Our Court of Appeals has set forth the requirements for obtaining injunctive relief under § 10(l) in Hoeber for and on behalf of the NLRB v. Local 30, 939 F.2d 118 (3d Cir. 1991). In Hoeber, the Court stated that in determining whether "reasonable cause" is present, the district court must make two inquiries.
First, it must be shown that the Labor Board has "a substantial legal theory explicit or implicit in the case that would support a finding that an unfair labor practice had occurred." Id. at 123. This merely requires a showing that the NLRB's legal theory is "substantial and nonfrivolous." Id. at 124; see Hirsch v. Building & Constr. Trades Council, 530 F.2d 298, 302 (3d Cir. 1976) ("The Regional Director faces a relatively insubstantial burden of proof when he petitions a district court for temporary injunctive relief pursuant to § 10(l)."). Second, if a substantial legal theory is found, the district court must determine whether the facts satisfy the theory. See id.
Our task here is quite limited. It is emphatically not to reach a final adjudication of this "jurisdictional dispute." Pursuant to § 10(k) of the Act, the NLRB will determine to whom the sub-contracted work belongs to and will award the work accordingly. See NLRB v. Radio Broadcast, 364 U.S. 573, 576, 5 L. Ed. 2d 302, 81 S. Ct. 330 (1961).
The final step in our analysis is ascertaining whether an injunction would further the Congressional policy behind the enactment of § 10(l), which is "the prompt elimination of the obstructions to the free flow of commerce and encouragement of the practice and procedure of free and private collective bargaining." Hoeber, 939 F.2d at 126; id. (section 10(l) is "designed to prevent disruptions which threaten a danger of harm to the public"); see also Wilson v. Milk Drivers & Dairy Employees Union, 491 F.2d 200, 203 (8th Cir. 1974) ("Section 10(l) reflects a Congressional determination that the unfair labor practices enumerated therein [see infra II.B.] are so disruptive of labor-management relations and threaten such danger of harm to the public that they should be enjoined whenever a district court has been shown reasonable cause to believe in their existence and finds that the threatened harm or disruption can best be avoided through an injunction.").

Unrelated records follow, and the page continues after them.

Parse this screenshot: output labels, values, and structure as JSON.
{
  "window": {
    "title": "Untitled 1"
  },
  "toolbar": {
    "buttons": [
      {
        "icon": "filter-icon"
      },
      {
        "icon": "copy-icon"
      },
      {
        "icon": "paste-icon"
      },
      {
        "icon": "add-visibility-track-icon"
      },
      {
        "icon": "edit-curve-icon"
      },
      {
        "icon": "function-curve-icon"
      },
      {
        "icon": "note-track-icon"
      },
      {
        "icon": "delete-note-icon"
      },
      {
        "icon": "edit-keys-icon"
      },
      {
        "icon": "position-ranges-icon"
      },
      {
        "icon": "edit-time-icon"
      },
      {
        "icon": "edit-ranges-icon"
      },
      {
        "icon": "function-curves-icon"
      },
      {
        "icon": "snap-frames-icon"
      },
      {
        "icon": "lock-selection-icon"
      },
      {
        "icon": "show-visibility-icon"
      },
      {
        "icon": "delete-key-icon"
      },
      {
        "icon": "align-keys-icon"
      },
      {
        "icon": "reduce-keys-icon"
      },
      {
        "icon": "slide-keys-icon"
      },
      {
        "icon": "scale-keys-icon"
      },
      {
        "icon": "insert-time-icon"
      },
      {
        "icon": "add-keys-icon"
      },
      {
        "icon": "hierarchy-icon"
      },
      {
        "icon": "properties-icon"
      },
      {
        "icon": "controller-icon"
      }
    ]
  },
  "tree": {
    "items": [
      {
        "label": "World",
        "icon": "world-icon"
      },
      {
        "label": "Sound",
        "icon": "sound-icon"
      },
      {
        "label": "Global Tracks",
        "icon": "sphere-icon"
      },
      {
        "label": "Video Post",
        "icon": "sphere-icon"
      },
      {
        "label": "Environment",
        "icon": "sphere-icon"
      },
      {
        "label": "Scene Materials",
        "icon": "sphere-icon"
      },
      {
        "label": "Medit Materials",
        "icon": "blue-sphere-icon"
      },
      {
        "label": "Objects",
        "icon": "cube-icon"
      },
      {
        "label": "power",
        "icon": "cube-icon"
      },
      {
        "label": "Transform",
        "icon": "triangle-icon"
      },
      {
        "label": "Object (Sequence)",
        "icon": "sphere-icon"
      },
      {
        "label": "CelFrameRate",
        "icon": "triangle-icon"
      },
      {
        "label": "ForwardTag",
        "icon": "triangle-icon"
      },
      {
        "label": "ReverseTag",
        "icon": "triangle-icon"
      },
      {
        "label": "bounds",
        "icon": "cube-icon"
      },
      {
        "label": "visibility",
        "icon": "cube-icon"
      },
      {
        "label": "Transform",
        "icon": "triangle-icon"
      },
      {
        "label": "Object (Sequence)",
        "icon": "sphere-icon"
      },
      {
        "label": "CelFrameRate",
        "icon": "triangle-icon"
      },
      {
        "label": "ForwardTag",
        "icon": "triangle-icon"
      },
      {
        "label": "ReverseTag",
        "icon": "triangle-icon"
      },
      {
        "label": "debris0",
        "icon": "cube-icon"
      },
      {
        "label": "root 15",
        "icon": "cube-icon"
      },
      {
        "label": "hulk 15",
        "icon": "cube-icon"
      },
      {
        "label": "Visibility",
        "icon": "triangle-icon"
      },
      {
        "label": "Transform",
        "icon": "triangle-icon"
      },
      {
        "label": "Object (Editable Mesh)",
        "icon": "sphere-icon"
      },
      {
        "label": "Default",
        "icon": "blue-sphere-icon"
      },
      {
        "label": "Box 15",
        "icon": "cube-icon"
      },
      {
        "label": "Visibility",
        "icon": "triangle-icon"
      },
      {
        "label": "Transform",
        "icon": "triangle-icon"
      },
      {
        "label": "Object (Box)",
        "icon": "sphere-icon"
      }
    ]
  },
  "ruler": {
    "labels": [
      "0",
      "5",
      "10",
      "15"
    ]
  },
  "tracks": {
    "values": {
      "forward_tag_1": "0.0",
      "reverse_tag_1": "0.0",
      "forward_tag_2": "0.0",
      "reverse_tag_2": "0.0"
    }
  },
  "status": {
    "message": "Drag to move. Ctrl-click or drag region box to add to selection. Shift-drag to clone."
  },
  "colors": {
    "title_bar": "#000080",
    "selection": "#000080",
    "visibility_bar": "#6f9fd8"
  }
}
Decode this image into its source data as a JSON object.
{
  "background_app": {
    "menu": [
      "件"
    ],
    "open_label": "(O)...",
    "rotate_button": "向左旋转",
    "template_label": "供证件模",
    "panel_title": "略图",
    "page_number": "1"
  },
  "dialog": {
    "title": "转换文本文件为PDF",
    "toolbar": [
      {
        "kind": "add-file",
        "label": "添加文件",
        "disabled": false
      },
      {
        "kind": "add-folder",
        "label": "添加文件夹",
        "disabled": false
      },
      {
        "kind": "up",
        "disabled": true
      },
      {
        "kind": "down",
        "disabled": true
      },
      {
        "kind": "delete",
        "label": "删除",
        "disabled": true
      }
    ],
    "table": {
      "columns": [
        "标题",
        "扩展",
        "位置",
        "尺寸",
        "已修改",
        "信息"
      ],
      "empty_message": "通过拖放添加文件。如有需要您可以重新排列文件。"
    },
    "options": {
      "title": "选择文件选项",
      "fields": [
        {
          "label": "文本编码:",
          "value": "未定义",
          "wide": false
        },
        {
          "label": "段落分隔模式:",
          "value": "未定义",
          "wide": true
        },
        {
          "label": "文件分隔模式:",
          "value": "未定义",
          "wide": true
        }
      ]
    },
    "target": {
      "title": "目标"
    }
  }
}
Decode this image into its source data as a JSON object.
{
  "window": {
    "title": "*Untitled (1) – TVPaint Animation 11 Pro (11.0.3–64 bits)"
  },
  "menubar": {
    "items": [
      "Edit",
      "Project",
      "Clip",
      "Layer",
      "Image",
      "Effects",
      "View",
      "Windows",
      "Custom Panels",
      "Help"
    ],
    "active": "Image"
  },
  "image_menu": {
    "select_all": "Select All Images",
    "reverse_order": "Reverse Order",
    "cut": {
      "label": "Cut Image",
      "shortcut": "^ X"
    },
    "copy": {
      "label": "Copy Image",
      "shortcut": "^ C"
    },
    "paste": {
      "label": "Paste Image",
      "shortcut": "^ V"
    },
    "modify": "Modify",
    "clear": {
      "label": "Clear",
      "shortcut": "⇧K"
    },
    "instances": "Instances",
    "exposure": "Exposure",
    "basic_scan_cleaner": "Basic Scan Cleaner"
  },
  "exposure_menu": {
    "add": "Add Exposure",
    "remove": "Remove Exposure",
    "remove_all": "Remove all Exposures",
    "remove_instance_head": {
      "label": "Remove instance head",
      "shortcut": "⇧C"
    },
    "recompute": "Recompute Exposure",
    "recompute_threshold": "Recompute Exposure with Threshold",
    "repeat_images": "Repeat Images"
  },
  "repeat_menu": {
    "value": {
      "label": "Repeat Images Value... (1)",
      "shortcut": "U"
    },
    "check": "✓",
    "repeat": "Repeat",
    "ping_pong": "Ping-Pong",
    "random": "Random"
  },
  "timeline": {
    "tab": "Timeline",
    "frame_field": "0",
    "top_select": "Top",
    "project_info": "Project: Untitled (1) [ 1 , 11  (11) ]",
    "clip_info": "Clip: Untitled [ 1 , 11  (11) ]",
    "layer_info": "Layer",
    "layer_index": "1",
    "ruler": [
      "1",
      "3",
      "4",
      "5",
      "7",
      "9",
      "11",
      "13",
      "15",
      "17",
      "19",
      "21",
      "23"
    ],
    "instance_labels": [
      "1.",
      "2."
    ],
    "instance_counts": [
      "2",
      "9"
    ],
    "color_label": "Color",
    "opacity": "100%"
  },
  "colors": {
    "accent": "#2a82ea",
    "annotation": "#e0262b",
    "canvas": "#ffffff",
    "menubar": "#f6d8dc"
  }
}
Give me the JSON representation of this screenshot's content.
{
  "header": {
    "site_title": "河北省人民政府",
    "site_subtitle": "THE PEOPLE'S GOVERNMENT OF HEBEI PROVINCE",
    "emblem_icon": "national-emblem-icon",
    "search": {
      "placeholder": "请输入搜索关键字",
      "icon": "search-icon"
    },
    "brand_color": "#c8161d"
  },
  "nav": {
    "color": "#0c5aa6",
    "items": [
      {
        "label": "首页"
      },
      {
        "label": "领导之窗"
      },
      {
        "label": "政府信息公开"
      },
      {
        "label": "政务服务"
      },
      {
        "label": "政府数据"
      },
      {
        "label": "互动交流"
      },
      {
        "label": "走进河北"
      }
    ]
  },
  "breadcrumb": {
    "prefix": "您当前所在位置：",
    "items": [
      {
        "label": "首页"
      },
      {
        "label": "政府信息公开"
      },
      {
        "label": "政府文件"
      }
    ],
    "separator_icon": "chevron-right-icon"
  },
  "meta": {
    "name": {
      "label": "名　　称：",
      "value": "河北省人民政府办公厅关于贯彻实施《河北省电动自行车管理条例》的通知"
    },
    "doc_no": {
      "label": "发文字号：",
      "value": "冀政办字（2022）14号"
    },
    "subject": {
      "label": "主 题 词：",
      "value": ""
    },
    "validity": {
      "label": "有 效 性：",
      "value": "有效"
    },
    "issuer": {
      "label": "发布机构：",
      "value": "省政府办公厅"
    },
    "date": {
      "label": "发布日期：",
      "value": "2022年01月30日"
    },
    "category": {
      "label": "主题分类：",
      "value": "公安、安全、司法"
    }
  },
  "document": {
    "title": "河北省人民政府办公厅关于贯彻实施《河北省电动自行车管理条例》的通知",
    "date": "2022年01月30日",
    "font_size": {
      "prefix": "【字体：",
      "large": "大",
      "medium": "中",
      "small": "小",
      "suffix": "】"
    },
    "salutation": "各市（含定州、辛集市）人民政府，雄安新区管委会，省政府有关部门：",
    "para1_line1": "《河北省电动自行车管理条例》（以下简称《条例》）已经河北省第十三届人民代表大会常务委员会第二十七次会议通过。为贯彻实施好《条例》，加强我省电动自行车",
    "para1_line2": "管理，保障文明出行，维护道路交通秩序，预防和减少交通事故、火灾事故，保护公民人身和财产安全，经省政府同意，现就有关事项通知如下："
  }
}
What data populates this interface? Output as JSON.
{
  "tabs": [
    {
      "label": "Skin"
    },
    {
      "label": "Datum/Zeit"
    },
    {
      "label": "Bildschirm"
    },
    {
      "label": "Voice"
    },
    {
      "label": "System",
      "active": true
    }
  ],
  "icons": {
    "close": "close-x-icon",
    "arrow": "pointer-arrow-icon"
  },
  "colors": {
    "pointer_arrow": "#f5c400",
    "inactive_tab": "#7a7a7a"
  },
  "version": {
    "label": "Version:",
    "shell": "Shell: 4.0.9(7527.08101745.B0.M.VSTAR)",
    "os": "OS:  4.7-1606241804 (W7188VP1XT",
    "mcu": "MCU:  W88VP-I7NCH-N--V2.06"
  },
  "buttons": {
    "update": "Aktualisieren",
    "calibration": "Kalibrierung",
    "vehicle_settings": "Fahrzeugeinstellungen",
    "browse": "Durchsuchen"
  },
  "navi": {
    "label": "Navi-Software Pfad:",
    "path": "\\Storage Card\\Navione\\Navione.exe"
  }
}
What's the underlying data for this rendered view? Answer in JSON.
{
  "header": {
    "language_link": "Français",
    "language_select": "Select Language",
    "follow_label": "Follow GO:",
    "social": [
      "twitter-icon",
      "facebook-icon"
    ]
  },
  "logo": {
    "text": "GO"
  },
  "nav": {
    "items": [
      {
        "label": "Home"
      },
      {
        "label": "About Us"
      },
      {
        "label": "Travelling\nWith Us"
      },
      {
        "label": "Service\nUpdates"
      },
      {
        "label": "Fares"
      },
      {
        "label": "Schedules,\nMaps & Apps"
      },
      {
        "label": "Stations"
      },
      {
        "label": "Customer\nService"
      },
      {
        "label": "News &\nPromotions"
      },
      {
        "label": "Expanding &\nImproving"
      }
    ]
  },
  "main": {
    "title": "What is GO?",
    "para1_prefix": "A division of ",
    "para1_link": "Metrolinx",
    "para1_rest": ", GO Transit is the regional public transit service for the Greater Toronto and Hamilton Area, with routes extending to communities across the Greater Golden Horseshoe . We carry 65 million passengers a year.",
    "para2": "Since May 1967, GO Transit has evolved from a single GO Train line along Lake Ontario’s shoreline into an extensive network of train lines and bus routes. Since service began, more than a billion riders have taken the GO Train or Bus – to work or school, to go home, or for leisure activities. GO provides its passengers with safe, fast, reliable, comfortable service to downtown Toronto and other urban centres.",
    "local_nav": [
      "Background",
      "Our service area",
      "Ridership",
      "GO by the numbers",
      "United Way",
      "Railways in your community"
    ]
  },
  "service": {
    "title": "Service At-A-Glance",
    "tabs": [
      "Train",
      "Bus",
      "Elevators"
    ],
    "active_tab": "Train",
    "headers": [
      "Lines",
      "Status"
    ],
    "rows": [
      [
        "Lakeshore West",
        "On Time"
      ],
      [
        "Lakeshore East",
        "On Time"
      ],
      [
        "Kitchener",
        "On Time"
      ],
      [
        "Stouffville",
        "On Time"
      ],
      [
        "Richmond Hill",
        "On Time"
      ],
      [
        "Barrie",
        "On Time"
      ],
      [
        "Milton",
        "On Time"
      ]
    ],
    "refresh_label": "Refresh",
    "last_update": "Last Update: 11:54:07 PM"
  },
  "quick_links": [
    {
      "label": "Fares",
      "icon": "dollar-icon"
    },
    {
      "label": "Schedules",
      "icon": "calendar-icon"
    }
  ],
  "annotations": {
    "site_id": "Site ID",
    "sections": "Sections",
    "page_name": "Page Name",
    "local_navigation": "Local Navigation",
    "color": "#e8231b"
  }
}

B. Reliable Has Filed Two Unfair Labor Practice Charges Against Local 98
1. Section 8(b)(4)(ii)(D) of the Act
Reliance has charged that Local 98 has violated subparagraph (D) of § 8(b)(4)(ii) of the Act, which provides that:
(b) It shall be an unfair labor practice for a labor organization or its agents to --
(4) (ii) to threaten, coerce, or restrain any person engaged in commerce or in an industry affecting commerce, where . . . an object thereof is --